_EXERCISE AIM_
Return all the entries below exactly as they were given.

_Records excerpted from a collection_
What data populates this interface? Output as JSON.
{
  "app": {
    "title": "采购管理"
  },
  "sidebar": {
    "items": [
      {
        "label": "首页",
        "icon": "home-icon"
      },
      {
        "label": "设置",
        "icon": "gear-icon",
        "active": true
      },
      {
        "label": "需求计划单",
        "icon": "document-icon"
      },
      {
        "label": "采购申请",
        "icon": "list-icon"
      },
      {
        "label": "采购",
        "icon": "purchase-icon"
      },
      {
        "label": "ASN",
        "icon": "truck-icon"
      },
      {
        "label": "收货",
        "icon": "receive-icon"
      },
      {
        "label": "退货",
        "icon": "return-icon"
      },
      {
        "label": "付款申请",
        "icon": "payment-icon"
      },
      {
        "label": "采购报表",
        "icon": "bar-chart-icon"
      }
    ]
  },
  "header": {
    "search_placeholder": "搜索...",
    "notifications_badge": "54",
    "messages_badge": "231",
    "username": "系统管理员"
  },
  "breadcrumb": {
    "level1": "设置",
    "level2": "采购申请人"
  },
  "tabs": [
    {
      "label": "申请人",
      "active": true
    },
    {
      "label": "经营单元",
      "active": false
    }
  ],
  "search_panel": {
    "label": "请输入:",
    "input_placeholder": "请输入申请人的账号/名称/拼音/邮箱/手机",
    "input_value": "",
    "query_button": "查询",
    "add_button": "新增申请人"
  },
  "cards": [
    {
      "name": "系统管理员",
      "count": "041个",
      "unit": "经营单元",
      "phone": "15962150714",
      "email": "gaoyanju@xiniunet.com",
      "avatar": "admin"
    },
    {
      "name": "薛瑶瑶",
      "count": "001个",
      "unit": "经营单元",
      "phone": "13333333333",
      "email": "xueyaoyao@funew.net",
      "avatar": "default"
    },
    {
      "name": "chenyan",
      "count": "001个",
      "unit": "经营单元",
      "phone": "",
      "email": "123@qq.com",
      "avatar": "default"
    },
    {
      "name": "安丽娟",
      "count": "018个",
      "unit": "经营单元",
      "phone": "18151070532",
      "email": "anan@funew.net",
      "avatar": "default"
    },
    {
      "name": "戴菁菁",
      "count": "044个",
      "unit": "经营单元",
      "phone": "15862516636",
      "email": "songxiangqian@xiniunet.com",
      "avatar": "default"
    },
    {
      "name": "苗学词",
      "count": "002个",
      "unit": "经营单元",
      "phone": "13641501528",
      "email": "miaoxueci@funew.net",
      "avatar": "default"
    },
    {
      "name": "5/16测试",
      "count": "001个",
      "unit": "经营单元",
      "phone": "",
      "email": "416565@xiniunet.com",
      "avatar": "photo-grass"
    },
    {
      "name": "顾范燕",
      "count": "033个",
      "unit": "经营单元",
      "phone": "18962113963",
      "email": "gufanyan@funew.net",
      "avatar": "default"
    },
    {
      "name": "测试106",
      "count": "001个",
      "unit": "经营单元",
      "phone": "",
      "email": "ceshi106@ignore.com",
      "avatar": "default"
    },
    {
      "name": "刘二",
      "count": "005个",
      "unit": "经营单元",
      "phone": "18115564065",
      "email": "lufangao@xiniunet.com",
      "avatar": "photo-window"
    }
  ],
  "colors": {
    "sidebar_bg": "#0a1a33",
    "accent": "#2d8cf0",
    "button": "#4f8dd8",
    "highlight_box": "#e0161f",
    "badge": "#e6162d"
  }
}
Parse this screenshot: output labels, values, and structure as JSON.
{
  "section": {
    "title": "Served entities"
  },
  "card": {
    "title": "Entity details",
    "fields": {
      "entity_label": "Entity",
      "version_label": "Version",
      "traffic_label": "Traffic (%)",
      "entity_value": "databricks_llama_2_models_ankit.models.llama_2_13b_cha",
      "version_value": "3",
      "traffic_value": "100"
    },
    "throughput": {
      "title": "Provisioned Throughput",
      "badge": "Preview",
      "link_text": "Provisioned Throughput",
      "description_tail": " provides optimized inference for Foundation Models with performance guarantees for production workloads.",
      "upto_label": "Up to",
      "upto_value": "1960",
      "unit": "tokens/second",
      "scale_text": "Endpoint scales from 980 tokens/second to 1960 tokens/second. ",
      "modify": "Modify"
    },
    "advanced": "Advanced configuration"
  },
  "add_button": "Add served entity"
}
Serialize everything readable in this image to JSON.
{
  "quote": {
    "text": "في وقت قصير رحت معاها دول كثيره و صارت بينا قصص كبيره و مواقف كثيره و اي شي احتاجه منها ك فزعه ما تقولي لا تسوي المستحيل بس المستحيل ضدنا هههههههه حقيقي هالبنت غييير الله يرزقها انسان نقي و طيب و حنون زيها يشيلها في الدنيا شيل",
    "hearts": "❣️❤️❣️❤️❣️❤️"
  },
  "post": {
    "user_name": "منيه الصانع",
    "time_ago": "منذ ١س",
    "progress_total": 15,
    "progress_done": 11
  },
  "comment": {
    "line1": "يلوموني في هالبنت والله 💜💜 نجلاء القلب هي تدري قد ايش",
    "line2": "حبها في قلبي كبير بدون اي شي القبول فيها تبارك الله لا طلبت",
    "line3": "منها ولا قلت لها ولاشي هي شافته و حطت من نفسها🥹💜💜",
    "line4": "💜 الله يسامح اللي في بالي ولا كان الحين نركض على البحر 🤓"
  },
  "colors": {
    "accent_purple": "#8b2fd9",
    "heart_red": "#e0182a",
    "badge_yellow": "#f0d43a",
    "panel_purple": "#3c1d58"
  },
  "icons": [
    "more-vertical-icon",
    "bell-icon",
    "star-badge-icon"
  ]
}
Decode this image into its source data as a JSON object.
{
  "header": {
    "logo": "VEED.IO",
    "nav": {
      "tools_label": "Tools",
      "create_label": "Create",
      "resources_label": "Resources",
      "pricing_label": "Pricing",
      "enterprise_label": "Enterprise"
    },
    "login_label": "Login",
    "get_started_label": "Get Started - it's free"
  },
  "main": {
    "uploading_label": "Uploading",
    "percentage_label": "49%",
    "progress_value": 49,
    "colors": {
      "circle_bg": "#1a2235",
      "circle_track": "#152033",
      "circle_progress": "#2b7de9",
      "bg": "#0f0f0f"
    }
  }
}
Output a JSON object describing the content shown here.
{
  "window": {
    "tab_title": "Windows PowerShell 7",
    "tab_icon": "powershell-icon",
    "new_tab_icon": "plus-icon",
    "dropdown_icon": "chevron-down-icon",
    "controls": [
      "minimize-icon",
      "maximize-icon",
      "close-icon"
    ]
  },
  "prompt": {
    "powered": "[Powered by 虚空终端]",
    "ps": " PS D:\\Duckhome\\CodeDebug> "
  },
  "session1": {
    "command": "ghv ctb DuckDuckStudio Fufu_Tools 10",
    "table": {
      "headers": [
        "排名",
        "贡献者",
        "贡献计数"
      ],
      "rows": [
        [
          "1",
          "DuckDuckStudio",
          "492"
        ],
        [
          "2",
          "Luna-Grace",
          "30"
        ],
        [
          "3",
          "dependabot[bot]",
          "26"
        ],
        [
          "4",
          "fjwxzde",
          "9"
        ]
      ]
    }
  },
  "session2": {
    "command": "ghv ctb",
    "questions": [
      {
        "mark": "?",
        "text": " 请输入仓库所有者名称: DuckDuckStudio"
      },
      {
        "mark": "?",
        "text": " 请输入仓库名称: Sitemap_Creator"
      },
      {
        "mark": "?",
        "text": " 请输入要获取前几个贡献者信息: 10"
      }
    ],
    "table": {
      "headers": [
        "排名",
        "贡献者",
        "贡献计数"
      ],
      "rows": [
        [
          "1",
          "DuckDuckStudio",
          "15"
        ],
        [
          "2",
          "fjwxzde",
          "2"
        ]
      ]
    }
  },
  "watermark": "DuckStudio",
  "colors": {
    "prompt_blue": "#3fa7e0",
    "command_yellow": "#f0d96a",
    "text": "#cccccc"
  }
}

_TASK RESPONSE_
What data populates this interface? Output as JSON.
{
  "app": {
    "title": "采购管理"
  },
  "sidebar": {
    "items": [
      {
        "label": "首页",
        "icon": "home-icon"
      },
      {
        "label": "设置",
        "icon": "gear-icon",
        "active": true
      },
      {
        "label": "需求计划单",
        "icon": "document-icon"
      },
      {
        "label": "采购申请",
        "icon": "list-icon"
      },
      {
        "label": "采购",
        "icon": "purchase-icon"
      },
      {
        "label": "ASN",
        "icon": "truck-icon"
      },
      {
        "label": "收货",
        "icon": "receive-icon"
      },
      {
        "label": "退货",
        "icon": "return-icon"
      },
      {
        "label": "付款申请",
        "icon": "payment-icon"
      },
      {
        "label": "采购报表",
        "icon": "bar-chart-icon"
      }
    ]
  },
  "header": {
    "search_placeholder": "搜索...",
    "notifications_badge": "54",
    "messages_badge": "231",
    "username": "系统管理员"
  },
  "breadcrumb": {
    "level1": "设置",
    "level2": "采购申请人"
  },
  "tabs": [
    {
      "label": "申请人",
      "active": true
    },
    {
      "label": "经营单元",
      "active": false
    }
  ],
  "search_panel": {
    "label": "请输入:",
    "input_placeholder": "请输入申请人的账号/名称/拼音/邮箱/手机",
    "input_value": "",
    "query_button": "查询",
    "add_button": "新增申请人"
  },
  "cards": [
    {
      "name": "系统管理员",
      "count": "041个",
      "unit": "经营单元",
      "phone": "15962150714",
      "email": "gaoyanju@xiniunet.com",
      "avatar": "admin"
    },
    {
      "name": "薛瑶瑶",
      "count": "001个",
      "unit": "经营单元",
      "phone": "13333333333",
      "email": "xueyaoyao@funew.net",
      "avatar": "default"
    },
    {
      "name": "chenyan",
      "count": "001个",
      "unit": "经营单元",
      "phone": "",
      "email": "123@qq.com",
      "avatar": "default"
    },
    {
      "name": "安丽娟",
      "count": "018个",
      "unit": "经营单元",
      "phone": "18151070532",
      "email": "anan@funew.net",
      "avatar": "default"
    },
    {
      "name": "戴菁菁",
      "count": "044个",
      "unit": "经营单元",
      "phone": "15862516636",
      "email": "songxiangqian@xiniunet.com",
      "avatar": "default"
    },
    {
      "name": "苗学词",
      "count": "002个",
      "unit": "经营单元",
      "phone": "13641501528",
      "email": "miaoxueci@funew.net",
      "avatar": "default"
    },
    {
      "name": "5/16测试",
      "count": "001个",
      "unit": "经营单元",
      "phone": "",
      "email": "416565@xiniunet.com",
      "avatar": "photo-grass"
    },
    {
      "name": "顾范燕",
      "count": "033个",
      "unit": "经营单元",
      "phone": "18962113963",
      "email": "gufanyan@funew.net",
      "avatar": "default"
    },
    {
      "name": "测试106",
      "count": "001个",
      "unit": "经营单元",
      "phone": "",
      "email": "ceshi106@ignore.com",
      "avatar": "default"
    },
    {
      "name": "刘二",
      "count": "005个",
      "unit": "经营单元",
      "phone": "18115564065",
      "email": "lufangao@xiniunet.com",
      "avatar": "photo-window"
    }
  ],
  "colors": {
    "sidebar_bg": "#0a1a33",
    "accent": "#2d8cf0",
    "button": "#4f8dd8",
    "highlight_box": "#e0161f",
    "badge": "#e6162d"
  }
}
Parse this screenshot: output labels, values, and structure as JSON.
{
  "section": {
    "title": "Served entities"
  },
  "card": {
    "title": "Entity details",
    "fields": {
      "entity_label": "Entity",
      "version_label": "Version",
      "traffic_label": "Traffic (%)",
      "entity_value": "databricks_llama_2_models_ankit.models.llama_2_13b_cha",
      "version_value": "3",
      "traffic_value": "100"
    },
    "throughput": {
      "title": "Provisioned Throughput",
      "badge": "Preview",
      "link_text": "Provisioned Throughput",
      "description_tail": " provides optimized inference for Foundation Models with performance guarantees for production workloads.",
      "upto_label": "Up to",
      "upto_value": "1960",
      "unit": "tokens/second",
      "scale_text": "Endpoint scales from 980 tokens/second to 1960 tokens/second. ",
      "modify": "Modify"
    },
    "advanced": "Advanced configuration"
  },
  "add_button": "Add served entity"
}
Serialize everything readable in this image to JSON.
{
  "quote": {
    "text": "في وقت قصير رحت معاها دول كثيره و صارت بينا قصص كبيره و مواقف كثيره و اي شي احتاجه منها ك فزعه ما تقولي لا تسوي المستحيل بس المستحيل ضدنا هههههههه حقيقي هالبنت غييير الله يرزقها انسان نقي و طيب و حنون زيها يشيلها في الدنيا شيل",
    "hearts": "❣️❤️❣️❤️❣️❤️"
  },
  "post": {
    "user_name": "منيه الصانع",
    "time_ago": "منذ ١س",
    "progress_total": 15,
    "progress_done": 11
  },
  "comment": {
    "line1": "يلوموني في هالبنت والله 💜💜 نجلاء القلب هي تدري قد ايش",
    "line2": "حبها في قلبي كبير بدون اي شي القبول فيها تبارك الله لا طلبت",
    "line3": "منها ولا قلت لها ولاشي هي شافته و حطت من نفسها🥹💜💜",
    "line4": "💜 الله يسامح اللي في بالي ولا كان الحين نركض على البحر 🤓"
  },
  "colors": {
    "accent_purple": "#8b2fd9",
    "heart_red": "#e0182a",
    "badge_yellow": "#f0d43a",
    "panel_purple": "#3c1d58"
  },
  "icons": [
    "more-vertical-icon",
    "bell-icon",
    "star-badge-icon"
  ]
}
Decode this image into its source data as a JSON object.
{
  "header": {
    "logo": "VEED.IO",
    "nav": {
      "tools_label": "Tools",
      "create_label": "Create",
      "resources_label": "Resources",
      "pricing_label": "Pricing",
      "enterprise_label": "Enterprise"
    },
    "login_label": "Login",
    "get_started_label": "Get Started - it's free"
  },
  "main": {
    "uploading_label": "Uploading",
    "percentage_label": "49%",
    "progress_value": 49,
    "colors": {
      "circle_bg": "#1a2235",
      "circle_track": "#152033",
      "circle_progress": "#2b7de9",
      "bg": "#0f0f0f"
    }
  }
}
Output a JSON object describing the content shown here.
{
  "window": {
    "tab_title": "Windows PowerShell 7",
    "tab_icon": "powershell-icon",
    "new_tab_icon": "plus-icon",
    "dropdown_icon": "chevron-down-icon",
    "controls": [
      "minimize-icon",
      "maximize-icon",
      "close-icon"
    ]
  },
  "prompt": {
    "powered": "[Powered by 虚空终端]",
    "ps": " PS D:\\Duckhome\\CodeDebug> "
  },
  "session1": {
    "command": "ghv ctb DuckDuckStudio Fufu_Tools 10",
    "table": {
      "headers": [
        "排名",
        "贡献者",
        "贡献计数"
      ],
      "rows": [
        [
          "1",
          "DuckDuckStudio",
          "492"
        ],
        [
          "2",
          "Luna-Grace",
          "30"
        ],
        [
          "3",
          "dependabot[bot]",
          "26"
        ],
        [
          "4",
          "fjwxzde",
          "9"
        ]
      ]
    }
  },
  "session2": {
    "command": "ghv ctb",
    "questions": [
      {
        "mark": "?",
        "text": " 请输入仓库所有者名称: DuckDuckStudio"
      },
      {
        "mark": "?",
        "text": " 请输入仓库名称: Sitemap_Creator"
      },
      {
        "mark": "?",
        "text": " 请输入要获取前几个贡献者信息: 10"
      }
    ],
    "table": {
      "headers": [
        "排名",
        "贡献者",
        "贡献计数"
      ],
      "rows": [
        [
          "1",
          "DuckDuckStudio",
          "15"
        ],
        [
          "2",
          "fjwxzde",
          "2"
        ]
      ]
    }
  },
  "watermark": "DuckStudio",
  "colors": {
    "prompt_blue": "#3fa7e0",
    "command_yellow": "#f0d96a",
    "text": "#cccccc"
  }
}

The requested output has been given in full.